[TASK DETAILS]
Every line below that contains the word "JSON" must be copied.

================================

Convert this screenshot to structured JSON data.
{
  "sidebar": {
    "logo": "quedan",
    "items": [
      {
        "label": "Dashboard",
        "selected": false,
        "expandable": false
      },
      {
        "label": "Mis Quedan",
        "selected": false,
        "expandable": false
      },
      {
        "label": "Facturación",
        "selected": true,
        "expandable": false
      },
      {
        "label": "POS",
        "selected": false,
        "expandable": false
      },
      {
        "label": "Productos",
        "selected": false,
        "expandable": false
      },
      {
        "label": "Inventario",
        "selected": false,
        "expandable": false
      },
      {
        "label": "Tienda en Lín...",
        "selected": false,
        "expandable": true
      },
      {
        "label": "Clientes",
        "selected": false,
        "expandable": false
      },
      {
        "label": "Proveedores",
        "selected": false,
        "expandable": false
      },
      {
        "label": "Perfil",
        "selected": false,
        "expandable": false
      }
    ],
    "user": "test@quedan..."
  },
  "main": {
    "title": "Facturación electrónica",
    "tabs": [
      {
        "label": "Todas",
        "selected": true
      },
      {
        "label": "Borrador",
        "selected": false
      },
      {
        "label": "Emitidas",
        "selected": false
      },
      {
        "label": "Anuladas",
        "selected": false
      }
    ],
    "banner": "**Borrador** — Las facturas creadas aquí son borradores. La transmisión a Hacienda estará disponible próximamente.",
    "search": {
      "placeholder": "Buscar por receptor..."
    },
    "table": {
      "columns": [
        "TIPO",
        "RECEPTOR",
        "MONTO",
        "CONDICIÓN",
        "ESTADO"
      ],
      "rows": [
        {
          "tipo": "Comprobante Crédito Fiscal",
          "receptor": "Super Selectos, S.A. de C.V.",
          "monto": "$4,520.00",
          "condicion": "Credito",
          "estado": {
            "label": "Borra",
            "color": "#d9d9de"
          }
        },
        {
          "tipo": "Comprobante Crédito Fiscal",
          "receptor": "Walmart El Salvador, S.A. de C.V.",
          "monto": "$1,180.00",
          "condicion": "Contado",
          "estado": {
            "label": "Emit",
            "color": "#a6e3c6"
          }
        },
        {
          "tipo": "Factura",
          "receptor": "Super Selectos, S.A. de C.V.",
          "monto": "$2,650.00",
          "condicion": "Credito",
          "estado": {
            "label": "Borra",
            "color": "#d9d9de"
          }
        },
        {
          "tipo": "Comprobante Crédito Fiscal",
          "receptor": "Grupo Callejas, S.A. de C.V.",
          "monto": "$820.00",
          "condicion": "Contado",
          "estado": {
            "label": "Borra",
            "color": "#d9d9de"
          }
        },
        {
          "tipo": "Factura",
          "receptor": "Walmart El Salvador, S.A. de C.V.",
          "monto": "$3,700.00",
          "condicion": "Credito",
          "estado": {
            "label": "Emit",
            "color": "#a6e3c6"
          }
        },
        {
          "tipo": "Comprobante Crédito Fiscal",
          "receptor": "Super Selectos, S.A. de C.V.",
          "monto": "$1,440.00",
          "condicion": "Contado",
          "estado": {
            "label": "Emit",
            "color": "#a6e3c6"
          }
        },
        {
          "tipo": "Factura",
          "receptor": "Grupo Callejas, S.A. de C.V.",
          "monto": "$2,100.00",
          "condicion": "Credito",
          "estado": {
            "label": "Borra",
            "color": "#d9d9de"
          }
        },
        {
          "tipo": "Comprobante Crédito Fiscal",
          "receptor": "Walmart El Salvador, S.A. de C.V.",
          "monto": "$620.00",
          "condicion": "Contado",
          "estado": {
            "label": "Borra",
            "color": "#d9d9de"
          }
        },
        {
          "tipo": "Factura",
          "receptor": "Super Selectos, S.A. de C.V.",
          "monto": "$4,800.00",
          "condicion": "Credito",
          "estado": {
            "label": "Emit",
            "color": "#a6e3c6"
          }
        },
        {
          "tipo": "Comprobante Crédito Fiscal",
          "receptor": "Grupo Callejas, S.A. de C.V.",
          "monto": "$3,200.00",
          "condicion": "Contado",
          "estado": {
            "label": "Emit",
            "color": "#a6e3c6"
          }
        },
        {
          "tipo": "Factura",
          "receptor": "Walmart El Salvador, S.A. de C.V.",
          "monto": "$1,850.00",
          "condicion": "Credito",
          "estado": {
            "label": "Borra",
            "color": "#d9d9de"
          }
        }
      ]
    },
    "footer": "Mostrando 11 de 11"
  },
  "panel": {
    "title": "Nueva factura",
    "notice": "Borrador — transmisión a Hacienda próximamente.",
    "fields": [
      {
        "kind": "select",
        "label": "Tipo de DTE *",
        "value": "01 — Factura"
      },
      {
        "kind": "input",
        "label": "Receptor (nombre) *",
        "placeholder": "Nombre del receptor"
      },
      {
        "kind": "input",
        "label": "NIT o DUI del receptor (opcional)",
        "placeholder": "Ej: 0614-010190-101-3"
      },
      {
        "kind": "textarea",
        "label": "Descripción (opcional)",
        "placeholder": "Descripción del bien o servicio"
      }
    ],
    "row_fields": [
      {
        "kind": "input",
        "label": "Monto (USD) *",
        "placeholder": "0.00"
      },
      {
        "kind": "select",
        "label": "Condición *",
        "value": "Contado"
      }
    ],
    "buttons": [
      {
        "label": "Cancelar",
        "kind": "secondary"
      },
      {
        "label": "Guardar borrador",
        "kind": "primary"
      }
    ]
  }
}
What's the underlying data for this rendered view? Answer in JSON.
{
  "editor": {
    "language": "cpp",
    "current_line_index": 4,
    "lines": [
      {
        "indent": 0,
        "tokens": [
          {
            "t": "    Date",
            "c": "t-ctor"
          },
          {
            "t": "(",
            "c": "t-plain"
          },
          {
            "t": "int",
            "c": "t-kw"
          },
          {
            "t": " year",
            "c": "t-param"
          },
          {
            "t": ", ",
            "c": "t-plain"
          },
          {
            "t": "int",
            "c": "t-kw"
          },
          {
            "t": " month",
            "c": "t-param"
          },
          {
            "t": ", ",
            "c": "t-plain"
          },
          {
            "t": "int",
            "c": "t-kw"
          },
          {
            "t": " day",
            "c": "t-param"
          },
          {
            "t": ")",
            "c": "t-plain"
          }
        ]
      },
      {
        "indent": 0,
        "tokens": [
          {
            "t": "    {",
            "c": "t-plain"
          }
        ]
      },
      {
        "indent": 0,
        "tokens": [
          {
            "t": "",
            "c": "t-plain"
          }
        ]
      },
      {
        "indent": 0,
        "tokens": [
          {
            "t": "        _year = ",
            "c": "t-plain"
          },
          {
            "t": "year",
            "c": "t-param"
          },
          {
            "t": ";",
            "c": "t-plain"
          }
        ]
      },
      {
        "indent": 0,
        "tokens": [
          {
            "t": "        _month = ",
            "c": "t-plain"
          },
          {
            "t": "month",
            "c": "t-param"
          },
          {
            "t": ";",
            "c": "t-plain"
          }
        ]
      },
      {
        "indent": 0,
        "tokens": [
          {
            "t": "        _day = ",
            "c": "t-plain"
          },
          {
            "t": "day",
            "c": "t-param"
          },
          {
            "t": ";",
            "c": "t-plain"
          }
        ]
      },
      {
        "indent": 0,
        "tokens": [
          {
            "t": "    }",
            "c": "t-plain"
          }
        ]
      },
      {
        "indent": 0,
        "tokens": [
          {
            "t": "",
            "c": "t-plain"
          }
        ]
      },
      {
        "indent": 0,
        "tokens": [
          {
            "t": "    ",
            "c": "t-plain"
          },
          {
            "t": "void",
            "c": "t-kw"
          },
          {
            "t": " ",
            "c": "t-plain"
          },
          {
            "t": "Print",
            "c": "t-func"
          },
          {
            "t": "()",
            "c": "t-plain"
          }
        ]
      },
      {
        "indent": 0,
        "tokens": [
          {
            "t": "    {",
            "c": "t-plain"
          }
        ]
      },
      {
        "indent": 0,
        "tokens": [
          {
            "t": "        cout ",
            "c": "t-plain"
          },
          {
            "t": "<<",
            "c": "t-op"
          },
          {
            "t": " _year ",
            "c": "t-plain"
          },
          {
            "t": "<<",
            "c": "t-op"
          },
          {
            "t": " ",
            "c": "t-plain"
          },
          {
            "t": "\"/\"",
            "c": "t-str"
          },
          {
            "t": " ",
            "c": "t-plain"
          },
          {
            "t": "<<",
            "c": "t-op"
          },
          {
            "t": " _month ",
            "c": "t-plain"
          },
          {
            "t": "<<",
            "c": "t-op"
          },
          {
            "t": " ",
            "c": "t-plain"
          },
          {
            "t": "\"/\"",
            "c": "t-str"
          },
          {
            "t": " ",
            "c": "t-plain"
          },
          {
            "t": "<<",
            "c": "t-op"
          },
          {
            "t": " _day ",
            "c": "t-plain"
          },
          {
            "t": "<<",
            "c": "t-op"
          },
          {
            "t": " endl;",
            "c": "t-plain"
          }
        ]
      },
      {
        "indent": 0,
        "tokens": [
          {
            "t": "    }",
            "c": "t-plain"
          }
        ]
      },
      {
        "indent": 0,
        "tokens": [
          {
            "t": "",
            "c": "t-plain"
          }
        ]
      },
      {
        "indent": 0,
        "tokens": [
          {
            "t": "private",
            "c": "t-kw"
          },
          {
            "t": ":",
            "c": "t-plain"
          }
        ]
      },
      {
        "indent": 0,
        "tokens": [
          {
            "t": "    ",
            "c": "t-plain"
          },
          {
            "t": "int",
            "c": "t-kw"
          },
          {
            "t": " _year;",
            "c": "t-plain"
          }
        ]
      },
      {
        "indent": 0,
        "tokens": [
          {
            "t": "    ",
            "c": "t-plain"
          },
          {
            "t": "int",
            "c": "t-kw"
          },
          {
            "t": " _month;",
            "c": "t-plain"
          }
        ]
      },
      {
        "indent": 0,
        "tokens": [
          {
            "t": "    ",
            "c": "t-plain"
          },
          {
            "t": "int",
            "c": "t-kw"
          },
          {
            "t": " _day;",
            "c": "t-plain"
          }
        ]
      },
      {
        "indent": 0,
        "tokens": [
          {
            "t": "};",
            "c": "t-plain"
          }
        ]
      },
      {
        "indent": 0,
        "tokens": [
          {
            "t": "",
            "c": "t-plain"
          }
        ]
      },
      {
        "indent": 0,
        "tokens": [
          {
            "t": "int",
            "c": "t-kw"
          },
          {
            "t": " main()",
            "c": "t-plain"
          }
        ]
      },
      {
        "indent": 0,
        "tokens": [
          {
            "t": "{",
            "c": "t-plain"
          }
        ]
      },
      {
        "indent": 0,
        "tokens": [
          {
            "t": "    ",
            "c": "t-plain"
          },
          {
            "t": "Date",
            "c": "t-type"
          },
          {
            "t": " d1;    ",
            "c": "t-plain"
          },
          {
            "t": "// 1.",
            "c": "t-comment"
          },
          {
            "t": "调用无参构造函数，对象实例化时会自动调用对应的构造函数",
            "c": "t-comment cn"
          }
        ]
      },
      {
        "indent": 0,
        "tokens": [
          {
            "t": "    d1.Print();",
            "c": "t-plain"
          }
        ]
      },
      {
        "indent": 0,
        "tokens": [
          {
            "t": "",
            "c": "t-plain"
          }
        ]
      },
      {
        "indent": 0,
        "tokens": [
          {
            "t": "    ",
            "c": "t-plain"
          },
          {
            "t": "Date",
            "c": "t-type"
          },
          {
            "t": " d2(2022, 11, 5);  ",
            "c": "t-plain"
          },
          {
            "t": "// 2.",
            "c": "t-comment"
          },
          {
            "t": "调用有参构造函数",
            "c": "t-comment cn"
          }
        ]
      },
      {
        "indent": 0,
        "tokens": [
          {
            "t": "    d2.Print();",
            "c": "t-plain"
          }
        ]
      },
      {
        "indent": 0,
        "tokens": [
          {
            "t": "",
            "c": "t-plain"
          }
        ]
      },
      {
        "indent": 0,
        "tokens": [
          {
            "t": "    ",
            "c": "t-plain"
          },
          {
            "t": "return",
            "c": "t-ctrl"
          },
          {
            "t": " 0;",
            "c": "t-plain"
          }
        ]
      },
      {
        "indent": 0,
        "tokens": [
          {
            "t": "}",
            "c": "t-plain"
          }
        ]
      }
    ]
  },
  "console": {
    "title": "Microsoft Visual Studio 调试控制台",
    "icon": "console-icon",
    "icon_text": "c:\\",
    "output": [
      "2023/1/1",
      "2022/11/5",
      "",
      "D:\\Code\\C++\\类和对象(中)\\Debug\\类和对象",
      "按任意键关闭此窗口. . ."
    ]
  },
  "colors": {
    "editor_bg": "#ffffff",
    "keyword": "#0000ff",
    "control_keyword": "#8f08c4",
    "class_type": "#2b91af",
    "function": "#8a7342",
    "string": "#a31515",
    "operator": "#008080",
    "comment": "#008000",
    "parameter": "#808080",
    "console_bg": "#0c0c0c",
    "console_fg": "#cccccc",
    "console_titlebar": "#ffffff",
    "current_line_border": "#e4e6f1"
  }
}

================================

[RESPONSE TO THE EXERCISE]
Convert this screenshot to structured JSON data.
What's the underlying data for this rendered view? Answer in JSON.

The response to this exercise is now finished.